Assignment
Provide the number of lines of the records that include "icon", with no other content.

[Data about app and page elements]
○ ○ ○ ○ ○ ○ ○

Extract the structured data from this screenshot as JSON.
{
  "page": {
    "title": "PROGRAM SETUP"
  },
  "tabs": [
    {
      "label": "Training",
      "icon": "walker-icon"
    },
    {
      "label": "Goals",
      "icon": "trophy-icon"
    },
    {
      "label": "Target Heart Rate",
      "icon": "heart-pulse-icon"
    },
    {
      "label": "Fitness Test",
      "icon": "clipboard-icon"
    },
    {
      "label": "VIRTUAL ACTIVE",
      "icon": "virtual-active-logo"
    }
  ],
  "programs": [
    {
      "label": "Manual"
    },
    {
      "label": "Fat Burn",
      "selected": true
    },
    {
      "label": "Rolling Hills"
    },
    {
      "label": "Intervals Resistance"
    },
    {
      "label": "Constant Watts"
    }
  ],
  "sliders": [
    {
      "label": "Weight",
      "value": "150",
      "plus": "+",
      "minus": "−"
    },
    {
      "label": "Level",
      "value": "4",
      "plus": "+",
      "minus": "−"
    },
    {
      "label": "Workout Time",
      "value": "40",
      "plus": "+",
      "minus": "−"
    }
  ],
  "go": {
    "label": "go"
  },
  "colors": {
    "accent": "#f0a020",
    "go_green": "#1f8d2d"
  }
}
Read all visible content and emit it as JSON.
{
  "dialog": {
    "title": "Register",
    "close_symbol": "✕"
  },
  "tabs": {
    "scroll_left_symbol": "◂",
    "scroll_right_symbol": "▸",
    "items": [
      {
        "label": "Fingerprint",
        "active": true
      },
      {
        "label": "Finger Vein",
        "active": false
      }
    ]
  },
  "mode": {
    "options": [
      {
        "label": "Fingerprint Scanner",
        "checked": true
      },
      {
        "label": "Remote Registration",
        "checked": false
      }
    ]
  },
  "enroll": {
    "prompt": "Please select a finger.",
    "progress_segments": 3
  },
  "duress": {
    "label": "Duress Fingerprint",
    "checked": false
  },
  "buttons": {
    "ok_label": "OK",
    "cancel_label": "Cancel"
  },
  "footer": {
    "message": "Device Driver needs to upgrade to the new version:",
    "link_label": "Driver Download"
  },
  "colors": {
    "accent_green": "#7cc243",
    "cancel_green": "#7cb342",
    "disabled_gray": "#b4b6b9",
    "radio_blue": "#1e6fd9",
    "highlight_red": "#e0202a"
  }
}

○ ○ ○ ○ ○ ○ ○

Task answer
5